*** Data records Section Begins ***

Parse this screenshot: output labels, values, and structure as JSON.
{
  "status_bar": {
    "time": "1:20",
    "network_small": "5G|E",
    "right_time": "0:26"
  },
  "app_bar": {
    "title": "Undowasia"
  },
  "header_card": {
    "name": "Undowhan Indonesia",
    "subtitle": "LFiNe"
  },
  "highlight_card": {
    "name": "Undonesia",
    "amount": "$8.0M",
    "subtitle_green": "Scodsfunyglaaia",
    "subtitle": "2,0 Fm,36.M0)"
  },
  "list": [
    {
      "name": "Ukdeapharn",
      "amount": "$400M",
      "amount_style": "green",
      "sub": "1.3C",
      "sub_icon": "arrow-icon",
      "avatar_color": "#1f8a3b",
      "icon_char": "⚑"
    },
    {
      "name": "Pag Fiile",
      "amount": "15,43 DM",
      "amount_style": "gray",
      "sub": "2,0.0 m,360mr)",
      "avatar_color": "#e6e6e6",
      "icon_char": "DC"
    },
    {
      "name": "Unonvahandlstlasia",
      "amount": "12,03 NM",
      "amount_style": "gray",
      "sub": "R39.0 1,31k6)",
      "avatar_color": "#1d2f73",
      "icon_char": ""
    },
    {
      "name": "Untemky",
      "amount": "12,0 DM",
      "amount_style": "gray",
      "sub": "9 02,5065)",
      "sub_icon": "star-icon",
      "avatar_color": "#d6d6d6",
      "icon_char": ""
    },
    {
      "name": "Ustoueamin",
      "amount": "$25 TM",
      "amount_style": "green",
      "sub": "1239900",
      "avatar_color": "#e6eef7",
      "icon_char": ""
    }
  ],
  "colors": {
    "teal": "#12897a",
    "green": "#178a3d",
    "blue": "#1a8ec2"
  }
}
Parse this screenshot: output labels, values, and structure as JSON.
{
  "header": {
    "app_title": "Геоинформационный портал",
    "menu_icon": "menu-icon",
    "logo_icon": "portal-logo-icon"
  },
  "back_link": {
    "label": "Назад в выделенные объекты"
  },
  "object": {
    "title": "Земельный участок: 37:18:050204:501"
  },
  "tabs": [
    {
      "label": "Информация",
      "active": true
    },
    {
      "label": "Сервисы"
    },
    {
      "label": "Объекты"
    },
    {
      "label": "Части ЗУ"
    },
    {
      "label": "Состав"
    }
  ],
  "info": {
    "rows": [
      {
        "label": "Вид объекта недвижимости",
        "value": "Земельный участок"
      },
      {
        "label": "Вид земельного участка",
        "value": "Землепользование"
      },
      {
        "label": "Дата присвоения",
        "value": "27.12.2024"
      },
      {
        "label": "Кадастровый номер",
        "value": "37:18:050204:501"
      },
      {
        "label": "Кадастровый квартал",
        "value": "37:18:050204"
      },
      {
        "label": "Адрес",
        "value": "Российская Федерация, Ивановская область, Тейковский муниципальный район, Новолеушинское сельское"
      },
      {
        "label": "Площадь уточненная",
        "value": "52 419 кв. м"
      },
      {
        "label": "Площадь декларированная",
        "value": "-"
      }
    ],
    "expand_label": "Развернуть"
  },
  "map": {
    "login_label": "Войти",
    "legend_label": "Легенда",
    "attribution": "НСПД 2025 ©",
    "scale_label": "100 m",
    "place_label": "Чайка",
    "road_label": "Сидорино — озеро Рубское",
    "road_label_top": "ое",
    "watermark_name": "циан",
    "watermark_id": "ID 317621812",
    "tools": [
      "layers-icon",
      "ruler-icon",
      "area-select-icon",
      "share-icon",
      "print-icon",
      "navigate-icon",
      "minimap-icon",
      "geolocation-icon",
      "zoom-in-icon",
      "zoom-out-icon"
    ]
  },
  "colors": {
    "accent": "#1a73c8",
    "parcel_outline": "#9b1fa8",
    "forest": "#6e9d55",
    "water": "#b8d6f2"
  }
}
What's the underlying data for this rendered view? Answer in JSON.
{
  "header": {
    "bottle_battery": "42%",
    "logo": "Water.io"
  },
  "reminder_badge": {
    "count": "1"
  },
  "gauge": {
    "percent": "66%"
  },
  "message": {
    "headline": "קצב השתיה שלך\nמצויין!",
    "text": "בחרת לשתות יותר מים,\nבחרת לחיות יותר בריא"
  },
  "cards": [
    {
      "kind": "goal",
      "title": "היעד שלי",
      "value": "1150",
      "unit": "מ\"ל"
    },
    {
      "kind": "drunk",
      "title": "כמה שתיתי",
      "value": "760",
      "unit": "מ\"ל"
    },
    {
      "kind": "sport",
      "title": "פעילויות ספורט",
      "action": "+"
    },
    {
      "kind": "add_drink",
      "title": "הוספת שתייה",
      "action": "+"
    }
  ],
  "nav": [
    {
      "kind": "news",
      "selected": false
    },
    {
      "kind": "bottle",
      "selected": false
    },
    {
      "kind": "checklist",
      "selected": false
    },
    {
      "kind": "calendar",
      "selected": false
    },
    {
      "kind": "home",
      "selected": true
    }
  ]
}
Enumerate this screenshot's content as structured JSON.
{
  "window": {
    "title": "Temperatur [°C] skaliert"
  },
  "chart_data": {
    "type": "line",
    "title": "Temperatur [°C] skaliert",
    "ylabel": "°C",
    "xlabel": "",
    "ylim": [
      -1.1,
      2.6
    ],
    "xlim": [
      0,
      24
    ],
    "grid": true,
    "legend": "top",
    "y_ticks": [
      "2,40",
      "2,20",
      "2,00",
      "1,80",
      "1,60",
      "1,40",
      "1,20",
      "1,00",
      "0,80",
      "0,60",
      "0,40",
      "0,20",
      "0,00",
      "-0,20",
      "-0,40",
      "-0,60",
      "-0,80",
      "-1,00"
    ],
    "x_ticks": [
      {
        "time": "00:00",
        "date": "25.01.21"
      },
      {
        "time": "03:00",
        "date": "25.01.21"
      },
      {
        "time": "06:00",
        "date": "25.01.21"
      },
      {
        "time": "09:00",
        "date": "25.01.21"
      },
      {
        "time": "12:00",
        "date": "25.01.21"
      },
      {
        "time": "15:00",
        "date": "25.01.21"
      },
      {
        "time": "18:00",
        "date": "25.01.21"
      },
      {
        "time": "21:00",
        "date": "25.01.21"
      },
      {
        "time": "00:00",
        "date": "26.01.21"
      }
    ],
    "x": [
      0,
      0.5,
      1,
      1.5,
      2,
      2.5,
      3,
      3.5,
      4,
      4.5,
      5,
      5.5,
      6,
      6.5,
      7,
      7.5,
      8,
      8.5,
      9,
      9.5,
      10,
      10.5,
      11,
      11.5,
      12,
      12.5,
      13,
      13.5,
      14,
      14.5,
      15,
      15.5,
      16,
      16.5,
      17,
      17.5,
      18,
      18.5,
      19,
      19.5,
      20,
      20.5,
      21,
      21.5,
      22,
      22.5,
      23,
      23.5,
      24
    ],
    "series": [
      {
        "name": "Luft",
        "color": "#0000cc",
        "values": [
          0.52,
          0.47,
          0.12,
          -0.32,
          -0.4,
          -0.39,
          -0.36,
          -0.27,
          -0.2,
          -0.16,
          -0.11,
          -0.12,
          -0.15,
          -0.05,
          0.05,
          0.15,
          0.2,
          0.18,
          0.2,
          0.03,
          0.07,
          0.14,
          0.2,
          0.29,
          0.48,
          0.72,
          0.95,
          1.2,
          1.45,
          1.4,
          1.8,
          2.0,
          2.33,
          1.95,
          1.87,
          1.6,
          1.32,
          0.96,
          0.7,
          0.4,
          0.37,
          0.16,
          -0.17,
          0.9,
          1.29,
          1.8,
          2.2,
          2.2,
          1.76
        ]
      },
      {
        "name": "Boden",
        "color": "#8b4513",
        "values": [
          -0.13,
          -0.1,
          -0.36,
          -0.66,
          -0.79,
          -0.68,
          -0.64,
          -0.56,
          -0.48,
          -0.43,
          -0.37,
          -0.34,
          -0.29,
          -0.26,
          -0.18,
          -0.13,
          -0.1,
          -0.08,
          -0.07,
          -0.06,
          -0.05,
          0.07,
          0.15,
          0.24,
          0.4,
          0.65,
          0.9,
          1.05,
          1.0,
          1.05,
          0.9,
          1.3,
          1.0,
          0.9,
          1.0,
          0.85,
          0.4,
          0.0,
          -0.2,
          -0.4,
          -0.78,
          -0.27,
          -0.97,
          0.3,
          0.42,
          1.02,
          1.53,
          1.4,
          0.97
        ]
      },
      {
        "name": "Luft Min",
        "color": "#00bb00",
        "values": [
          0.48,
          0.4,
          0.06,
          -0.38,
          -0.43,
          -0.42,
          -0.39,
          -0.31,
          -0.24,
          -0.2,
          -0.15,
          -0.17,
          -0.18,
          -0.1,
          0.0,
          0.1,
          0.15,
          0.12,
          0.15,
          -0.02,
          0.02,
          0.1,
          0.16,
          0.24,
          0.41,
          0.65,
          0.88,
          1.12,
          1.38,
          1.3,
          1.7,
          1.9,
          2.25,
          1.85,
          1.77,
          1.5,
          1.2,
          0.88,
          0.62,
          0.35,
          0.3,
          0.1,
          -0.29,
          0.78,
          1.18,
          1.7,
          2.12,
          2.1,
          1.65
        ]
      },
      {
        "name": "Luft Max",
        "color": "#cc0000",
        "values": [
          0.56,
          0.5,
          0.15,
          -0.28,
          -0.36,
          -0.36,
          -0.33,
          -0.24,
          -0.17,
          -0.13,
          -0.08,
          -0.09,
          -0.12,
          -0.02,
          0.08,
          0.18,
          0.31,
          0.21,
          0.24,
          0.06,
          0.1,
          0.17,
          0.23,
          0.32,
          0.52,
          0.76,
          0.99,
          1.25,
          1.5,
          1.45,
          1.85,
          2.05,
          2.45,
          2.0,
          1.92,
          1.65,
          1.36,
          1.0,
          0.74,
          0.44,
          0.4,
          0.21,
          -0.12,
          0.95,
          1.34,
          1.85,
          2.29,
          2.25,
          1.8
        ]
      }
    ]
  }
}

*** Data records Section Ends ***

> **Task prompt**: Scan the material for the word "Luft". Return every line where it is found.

> **Result for this exercise**:
        "name": "Luft",
        "name": "Luft Min",
        "name": "Luft Max",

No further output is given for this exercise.